Derek was born on 18 December 1931 and obtained a Bachelor of Arts degree (Cambridge University, 1955). Following graduation, he joined Sir Alexander Gibb & Partners and remained with the company until his retirement in 1996. He was appointed an Associate in 1978 and was Head of the Geotechnical Department 1978-1986. He subsequently became a Consultant (1988), Technical Director (1989) and Senior Technical Director (1992).

During his career with Gibb, Derek was involved in planning, investigation, design, construction, inspection and operational behaviour monitoring on over 100 dams throughout the world - including Africa, South America, Asia and UK. In particular he was closely involved with the design and construction of dikes in the Dead Sea for the Arab Potash Company in Jordan from 1975 until his retirement. In 1985 he was appointed as a Member the All Reservoirs Panel of Qualified Civil Engineers under UK reservoirs safety legislation (Reservoirs Act 1975). In 1986, Derek was a Member of the Panel of Enquiry into the Kantalai reservoir disaster, Sri Lanka, for the Sri Lankan and UK Governments. He also served on panels concerned with the safety of dams in Philippines, Thailand and Indonesia.

He was the author of 29 papers and published reports on geotechnical and dam engineering, and a frequent contributor to written discussions on published papers.

Derek was Chartered Engineer and a Member (1961) and later Fellow (1973) of the Institution of Civil Engineers. He was elected Fellow of the Geological Society in 1996 and was a Member of the British Geotechnical Society and the British Dam Society.

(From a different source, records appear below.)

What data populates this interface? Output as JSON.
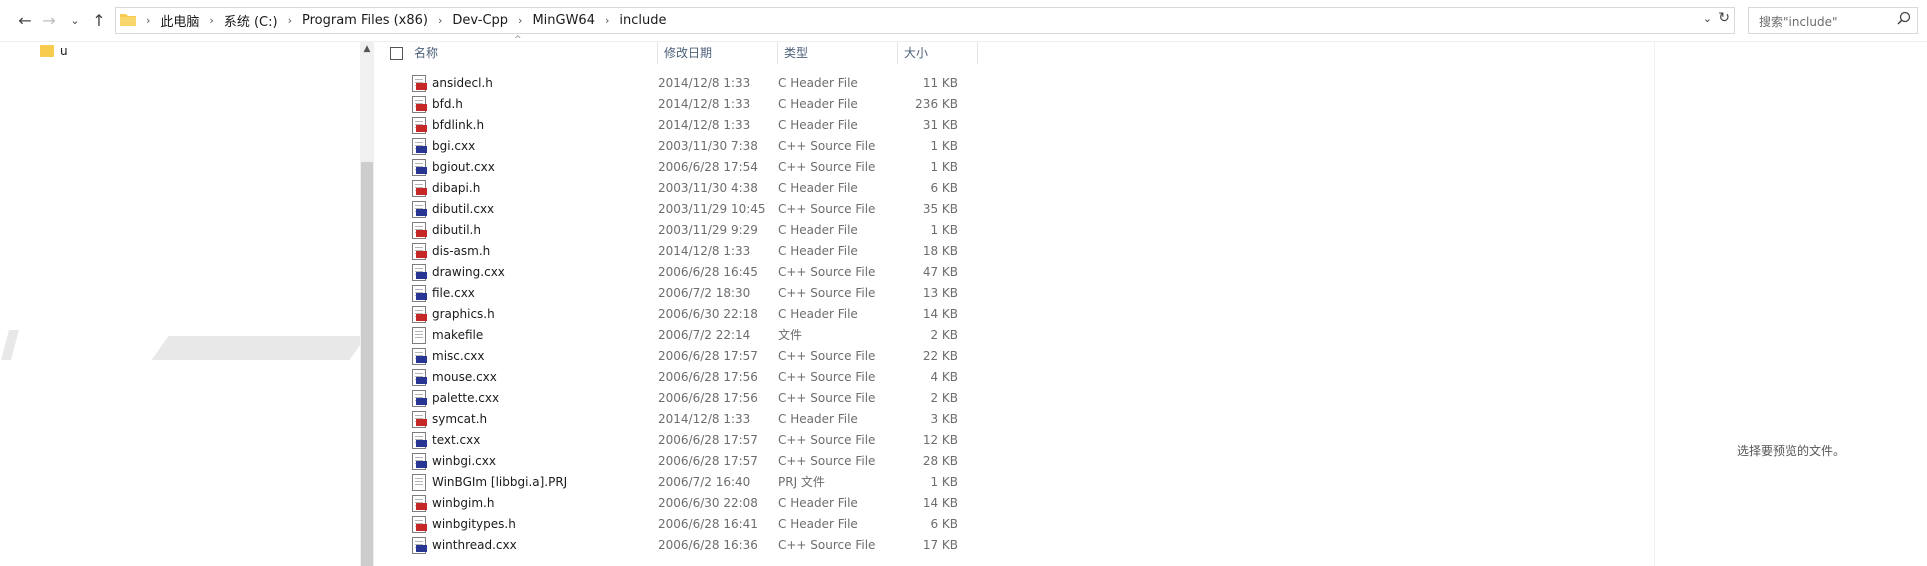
{
  "nav_buttons": {
    "back_icon": "←",
    "forward_icon": "→",
    "recent_icon": "⌄",
    "up_icon": "↑"
  },
  "address": {
    "breadcrumbs": [
      "此电脑",
      "系统 (C:)",
      "Program Files (x86)",
      "Dev-Cpp",
      "MinGW64",
      "include"
    ],
    "separator": "›",
    "dropdown_icon": "⌄",
    "refresh_icon": "↻"
  },
  "search": {
    "placeholder": "搜索\"include\"",
    "icon": "search-icon"
  },
  "navpane": {
    "item_label": "u"
  },
  "columns": {
    "name": "名称",
    "date": "修改日期",
    "type": "类型",
    "size": "大小"
  },
  "files": [
    {
      "name": "ansidecl.h",
      "date": "2014/12/8 1:33",
      "type": "C Header File",
      "size": "11 KB",
      "kind": "h"
    },
    {
      "name": "bfd.h",
      "date": "2014/12/8 1:33",
      "type": "C Header File",
      "size": "236 KB",
      "kind": "h"
    },
    {
      "name": "bfdlink.h",
      "date": "2014/12/8 1:33",
      "type": "C Header File",
      "size": "31 KB",
      "kind": "h"
    },
    {
      "name": "bgi.cxx",
      "date": "2003/11/30 7:38",
      "type": "C++ Source File",
      "size": "1 KB",
      "kind": "cpp"
    },
    {
      "name": "bgiout.cxx",
      "date": "2006/6/28 17:54",
      "type": "C++ Source File",
      "size": "1 KB",
      "kind": "cpp"
    },
    {
      "name": "dibapi.h",
      "date": "2003/11/30 4:38",
      "type": "C Header File",
      "size": "6 KB",
      "kind": "h"
    },
    {
      "name": "dibutil.cxx",
      "date": "2003/11/29 10:45",
      "type": "C++ Source File",
      "size": "35 KB",
      "kind": "cpp"
    },
    {
      "name": "dibutil.h",
      "date": "2003/11/29 9:29",
      "type": "C Header File",
      "size": "1 KB",
      "kind": "h"
    },
    {
      "name": "dis-asm.h",
      "date": "2014/12/8 1:33",
      "type": "C Header File",
      "size": "18 KB",
      "kind": "h"
    },
    {
      "name": "drawing.cxx",
      "date": "2006/6/28 16:45",
      "type": "C++ Source File",
      "size": "47 KB",
      "kind": "cpp"
    },
    {
      "name": "file.cxx",
      "date": "2006/7/2 18:30",
      "type": "C++ Source File",
      "size": "13 KB",
      "kind": "cpp"
    },
    {
      "name": "graphics.h",
      "date": "2006/6/30 22:18",
      "type": "C Header File",
      "size": "14 KB",
      "kind": "h"
    },
    {
      "name": "makefile",
      "date": "2006/7/2 22:14",
      "type": "文件",
      "size": "2 KB",
      "kind": "none"
    },
    {
      "name": "misc.cxx",
      "date": "2006/6/28 17:57",
      "type": "C++ Source File",
      "size": "22 KB",
      "kind": "cpp"
    },
    {
      "name": "mouse.cxx",
      "date": "2006/6/28 17:56",
      "type": "C++ Source File",
      "size": "4 KB",
      "kind": "cpp"
    },
    {
      "name": "palette.cxx",
      "date": "2006/6/28 17:56",
      "type": "C++ Source File",
      "size": "2 KB",
      "kind": "cpp"
    },
    {
      "name": "symcat.h",
      "date": "2014/12/8 1:33",
      "type": "C Header File",
      "size": "3 KB",
      "kind": "h"
    },
    {
      "name": "text.cxx",
      "date": "2006/6/28 17:57",
      "type": "C++ Source File",
      "size": "12 KB",
      "kind": "cpp"
    },
    {
      "name": "winbgi.cxx",
      "date": "2006/6/28 17:57",
      "type": "C++ Source File",
      "size": "28 KB",
      "kind": "cpp"
    },
    {
      "name": "WinBGIm [libbgi.a].PRJ",
      "date": "2006/7/2 16:40",
      "type": "PRJ 文件",
      "size": "1 KB",
      "kind": "none"
    },
    {
      "name": "winbgim.h",
      "date": "2006/6/30 22:08",
      "type": "C Header File",
      "size": "14 KB",
      "kind": "h"
    },
    {
      "name": "winbgitypes.h",
      "date": "2006/6/28 16:41",
      "type": "C Header File",
      "size": "6 KB",
      "kind": "h"
    },
    {
      "name": "winthread.cxx",
      "date": "2006/6/28 16:36",
      "type": "C++ Source File",
      "size": "17 KB",
      "kind": "cpp"
    }
  ],
  "preview": {
    "message": "选择要预览的文件。"
  },
  "colors": {
    "header_text": "#4c607a",
    "folder_yellow": "#f7cb4d",
    "header_badge": "#c62828",
    "cpp_badge": "#283593"
  }
}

During the ten-year period from 1976, Derek shared my office at Gibb when I was the company’s Chief Engineering Geologist. It was during this time that engineering geology developed as a major discipline within Gibb, and increasing numbers of engineering geologists became integrated into the Geotechnical Department. Derek played an influential role in encouraging this integration between geotechnical engineers and engineering geologists. He also supported the move within the company to recognise that Chartered Geologist was equivalent to Chartered Engineer within the career progression of geologists - thus opening the way for geologists to become Directors of the company.

Derek always maintained a clear separation between his private and professional lives. He was a robust advocate of his Christian views and maintained a strong loyalty to his family and firm. He had a good sense of humour and an ability to recall information at an incredible level of detail. He often adopted the role of ‘conscience of the company’, asking the questions that others were reluctant to raise.

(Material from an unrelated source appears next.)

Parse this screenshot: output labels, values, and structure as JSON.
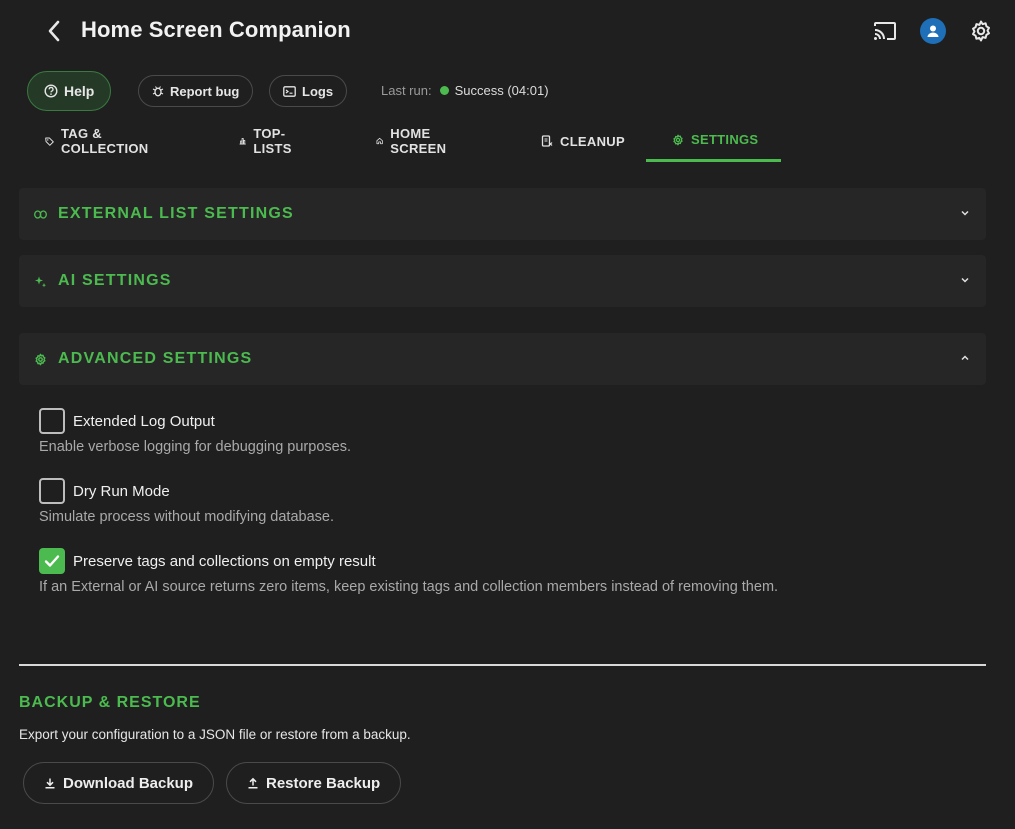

After his retirement (1996) Derek’s health deteriorated. This did not, however, deter him from continuing work as a consultant on dams and attending important technical meetings, including the Glossop Lectures. He developed cancer, but, while in remission, died of a heart attack in December 2002.

Derek is survived by his wife and son.

Robert Chaplow